  • trusted and valued in academic communities

Peer-Review Basics:


Peer-Review Advanced: 

Your research will uncover several types of sources: books, and two different types of articles broken down below. There are always exceptions, but this list will give you a sense of what to expect before you start looking!


  • Target Audience: Mostly written for people interested in a subject but not necessarily experts.
  • Content: Long exploration of a topic with CONTEXT and THEORY. They might explain a topic top to bottom, or cover several perspectives.
  • Use: Context, theory, background, and sometimes an opportunity to find other sources using their footnotes/endnotes. 


Scholarly/Academic Journal Articles

  • Target Audience: Written by active researchers in a field for other active researchers in that field.
  • Content: Usually NARROW and SPECIFIC but thorough. May contain the results of a study or experiment. May contain ideas for future research.
  • Use: Up to date information on the topic. Focus on the conclusions and what the authors learned while doing their study. 

"Popular" Articles from Websites and Magazines

  • Target Audience: Usually everyone: People interested in the topic for any reason.
  • Content: EXPLANATORY INFORMATION about some aspect of a topic. Watch out for oversimplification and especially slant/bias, depending on the source.
  • Use: Getting up to speed on a topic. Getting the current "coverage" on a topic. Discovering angles you didn't know about.


What is Background Research?

Research that:

  • gives you a broad idea about what your research topic is about
  • provides information about specific terms used in the topic
  • provides information about key people, places, and dates relevant to your topic

This information can help you effectively search for information on your topic.

This is a link to the Background Research tutorial video available at


There are many different sources for Background Research:


General Encyclopedias

  • These are designed for general readers and contain information on a variety of topics (e.g. Encyclopedia Britannica, World Book)

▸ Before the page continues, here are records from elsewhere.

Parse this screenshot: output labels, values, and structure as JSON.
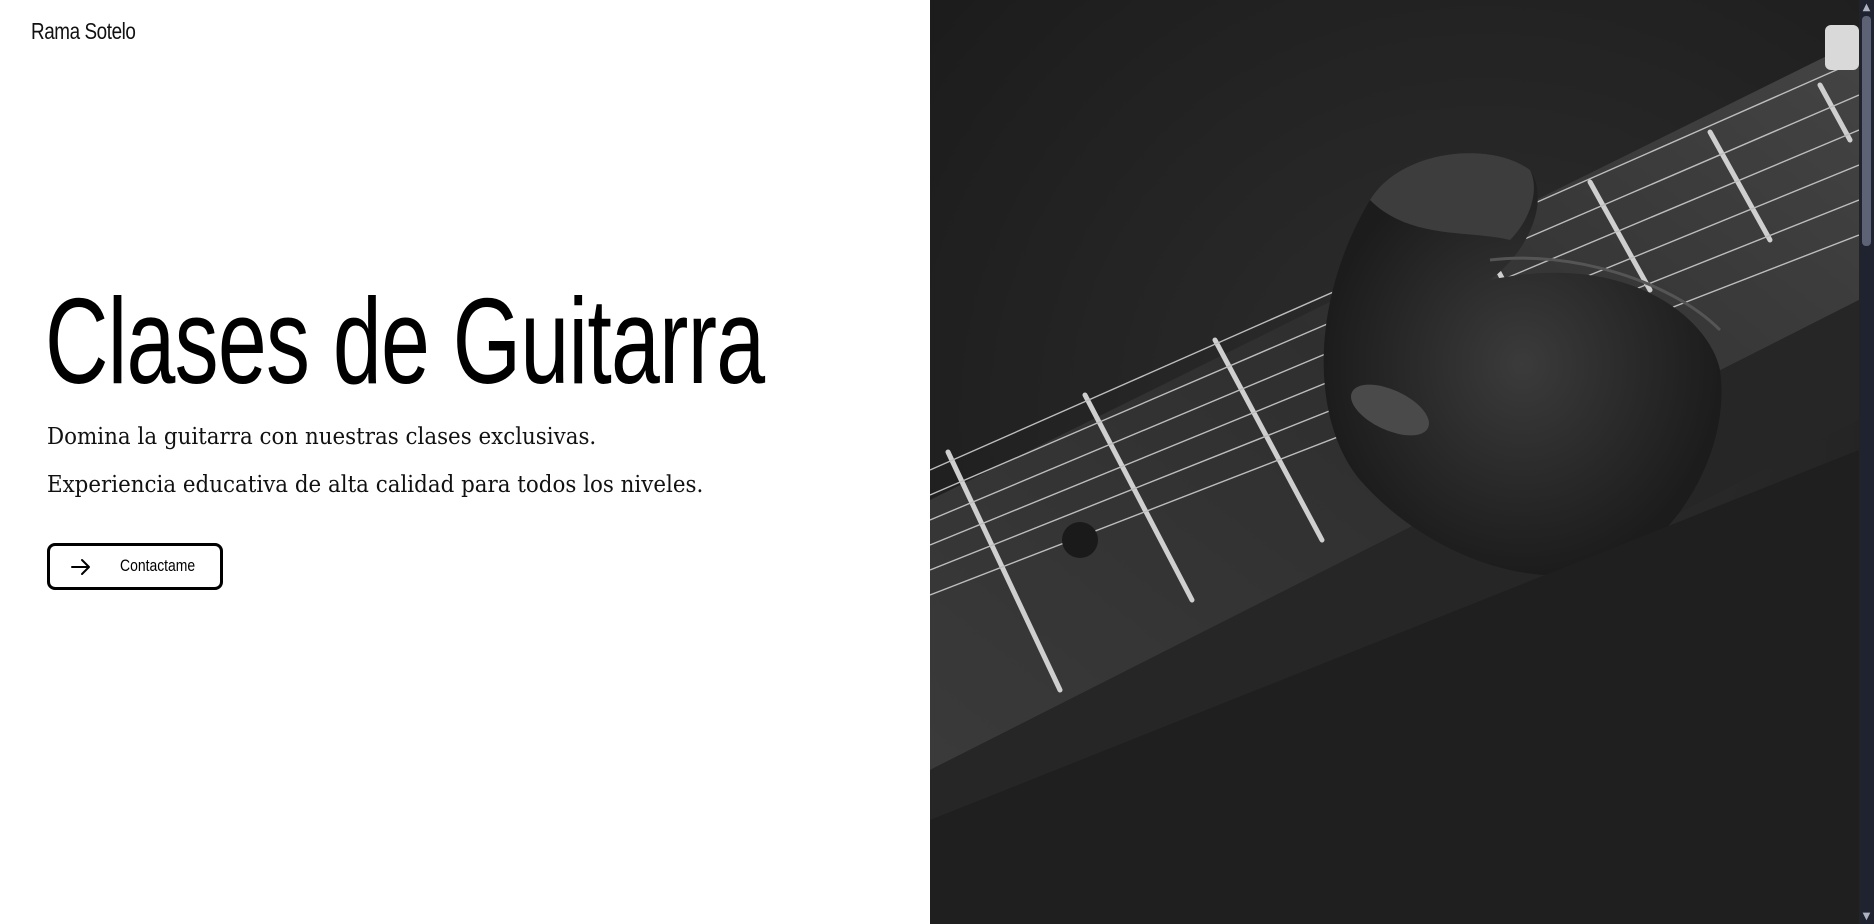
{
  "header": {
    "brand": "Rama Sotelo"
  },
  "hero": {
    "title": "Clases de Guitarra",
    "line1": "Domina la guitarra con nuestras clases exclusivas.",
    "line2": "Experiencia educativa de alta calidad para todos los niveles.",
    "cta_label": "Contactame",
    "cta_icon": "arrow-right-icon"
  },
  "image": {
    "subject": "guitar-fretboard-photo",
    "tone": "black-and-white"
  },
  "colors": {
    "background": "#ffffff",
    "text": "#000000",
    "photo_dark": "#232323",
    "scrollbar": "#1f2330"
  }
}
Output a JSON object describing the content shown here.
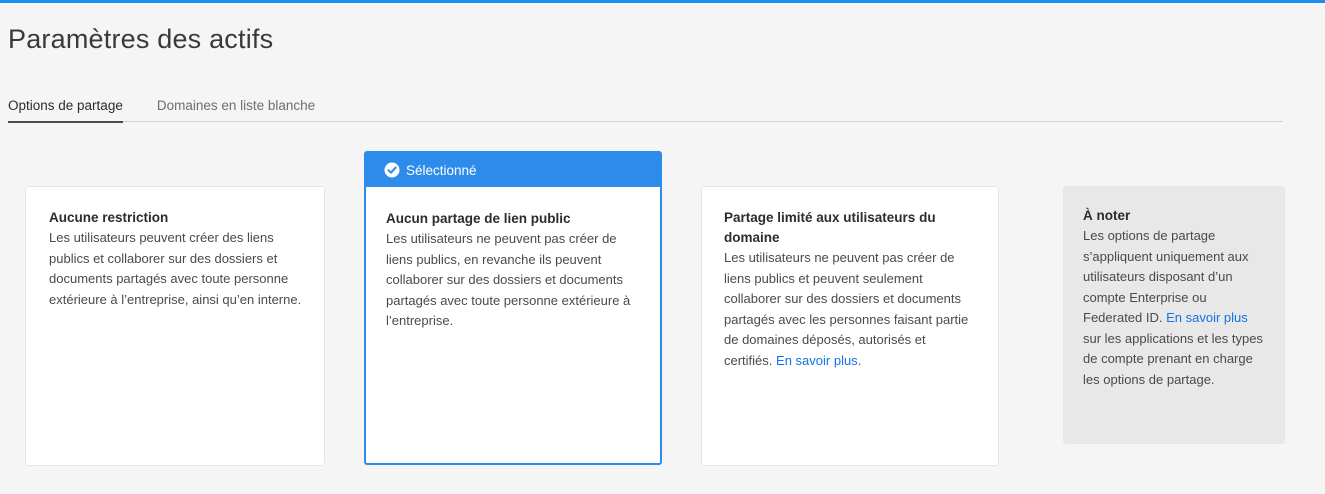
{
  "page": {
    "title": "Paramètres des actifs"
  },
  "tabs": [
    {
      "label": "Options de partage",
      "active": true
    },
    {
      "label": "Domaines en liste blanche",
      "active": false
    }
  ],
  "cards": [
    {
      "title": "Aucune restriction",
      "description": "Les utilisateurs peuvent créer des liens publics et collaborer sur des dossiers et documents partagés avec toute personne extérieure à l’entreprise, ainsi qu’en interne.",
      "selected": false
    },
    {
      "selected_label": "Sélectionné",
      "title": "Aucun partage de lien public",
      "description": "Les utilisateurs ne peuvent pas créer de liens publics, en revanche ils peuvent collaborer sur des dossiers et documents partagés avec toute personne extérieure à l’entreprise.",
      "selected": true
    },
    {
      "title": "Partage limité aux utilisateurs du domaine",
      "description": "Les utilisateurs ne peuvent pas créer de liens publics et peuvent seulement collaborer sur des dossiers et documents partagés avec les personnes faisant partie de domaines déposés, autorisés et certifiés.",
      "link": "En savoir plus",
      "link_suffix": ".",
      "selected": false
    }
  ],
  "note": {
    "title": "À noter",
    "text_before": "Les options de partage s’appliquent uniquement aux utilisateurs disposant d’un compte Enterprise ou Federated ID.",
    "link": "En savoir plus",
    "text_after": "sur les applications et les types de compte prenant en charge les options de partage."
  },
  "colors": {
    "accent": "#2d8ceb",
    "link": "#1473e6",
    "background": "#f5f5f5",
    "note_background": "#e8e8e8"
  },
  "icons": {
    "selected": "check-circle-icon"
  }
}
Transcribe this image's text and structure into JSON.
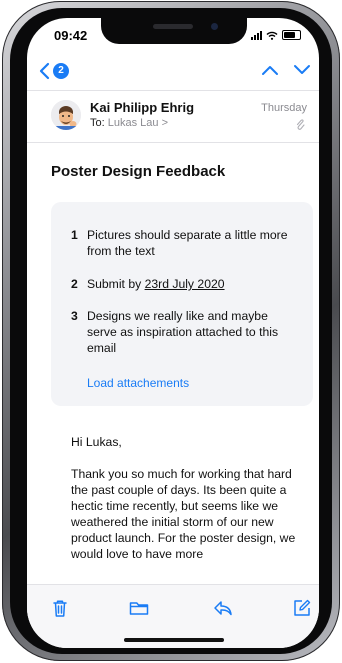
{
  "status_bar": {
    "time": "09:42"
  },
  "nav": {
    "unread_count": "2"
  },
  "message": {
    "sender_name": "Kai Philipp Ehrig",
    "to_label": "To:",
    "recipient": "Lukas Lau >",
    "date": "Thursday",
    "subject": "Poster Design Feedback"
  },
  "summary": {
    "items": [
      {
        "num": "1",
        "text": "Pictures should separate a little more from the text"
      },
      {
        "num": "2",
        "text_prefix": "Submit by ",
        "text_link": "23rd July 2020"
      },
      {
        "num": "3",
        "text": "Designs we really like and maybe serve as inspiration attached to this email"
      }
    ],
    "load_link": "Load attachements"
  },
  "body": {
    "greeting": "Hi Lukas,",
    "paragraph": "Thank you so much for working that hard the past couple of days. Its been quite a hectic time recently, but seems like we weathered the initial storm of our new product launch. For the poster design, we would love to have more"
  },
  "icons": {
    "back": "chevron-left-icon",
    "up": "chevron-up-icon",
    "down": "chevron-down-icon",
    "attachment": "paperclip-icon",
    "trash": "trash-icon",
    "folder": "folder-icon",
    "reply": "reply-icon",
    "compose": "compose-icon"
  },
  "colors": {
    "accent": "#1a7cf5",
    "card_background": "#f3f4f7",
    "muted_text": "#8b8b91"
  }
}
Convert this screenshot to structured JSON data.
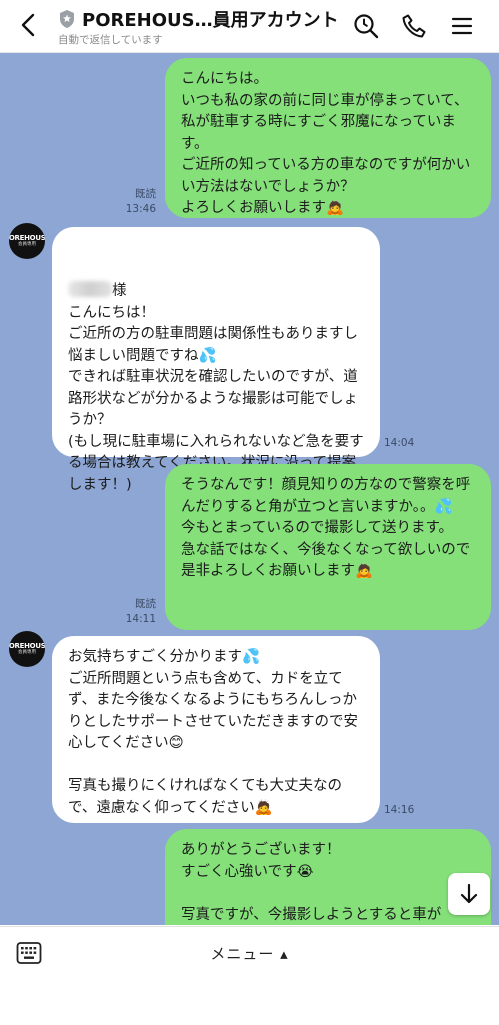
{
  "header": {
    "title": "POREHOUS…員用アカウント",
    "subtitle": "自動で返信しています"
  },
  "avatar": {
    "line1": "POREHOUSE",
    "line2": "会員専用"
  },
  "messages": [
    {
      "side": "out",
      "text": "こんにちは。\nいつも私の家の前に同じ車が停まっていて、私が駐車する時にすごく邪魔になっています。\nご近所の知っている方の車なのですが何かいい方法はないでしょうか？\nよろしくお願いします🙇",
      "read": "既読",
      "time": "13:46"
    },
    {
      "side": "in",
      "name_suffix": "様",
      "text": "こんにちは！\nご近所の方の駐車問題は関係性もありますし悩ましい問題ですね💦\nできれば駐車状況を確認したいのですが、道路形状などが分かるような撮影は可能でしょうか？\n(もし現に駐車場に入れられないなど急を要する場合は教えてください。状況に沿って提案します！)",
      "time": "14:04"
    },
    {
      "side": "out",
      "text": "そうなんです！顔見知りの方なので警察を呼んだりすると角が立つと言いますか。。💦\n今もとまっているので撮影して送ります。\n急な話ではなく、今後なくなって欲しいので是非よろしくお願いします🙇",
      "read": "既読",
      "time": "14:11"
    },
    {
      "side": "in",
      "text": "お気持ちすごく分かります💦\nご近所問題という点も含めて、カドを立てず、また今後なくなるようにもちろんしっかりとしたサポートさせていただきますので安心してください😊\n\n写真も撮りにくければなくても大丈夫なので、遠慮なく仰ってください🙇",
      "time": "14:16"
    },
    {
      "side": "out",
      "text": "ありがとうございます！\nすごく心強いです😭\n\n写真ですが、今撮影しようとすると車が"
    }
  ],
  "bottom": {
    "menu_label": "メニュー ▴"
  },
  "colors": {
    "chat_bg": "#8da6d3",
    "outgoing": "#85e07a",
    "incoming": "#ffffff"
  }
}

Subject Encyclopedias

  • These focus on one field or topic, such as religion, psychology, or African American history (e.g. Encyclopedia of Psychology)
Books on the topic
  • books can provide a good overview of the topic, and their lists of sources can point you to resources that you can use
  • There are many good podcasts that can give overviews on a variety of topics (e.g. Stuff You Should Know)

  • This online encyclopedia can be a good way of getting on overview of your topic.  Very useful for information on popular culture.  Looking at the history of the entries is also a good way of seeing the conflicts that are related to the issue

Useful Resources to Find Background Information

Ask A Librarian

Librarians are good resources for help with research, locating information, and citations. There are plenty of ways to get in touch!

Ask a librarian for help via:

  • Consultation appointment
  • 24/7 chat
  • Online video room
  • email or phone

Meet Your Librarian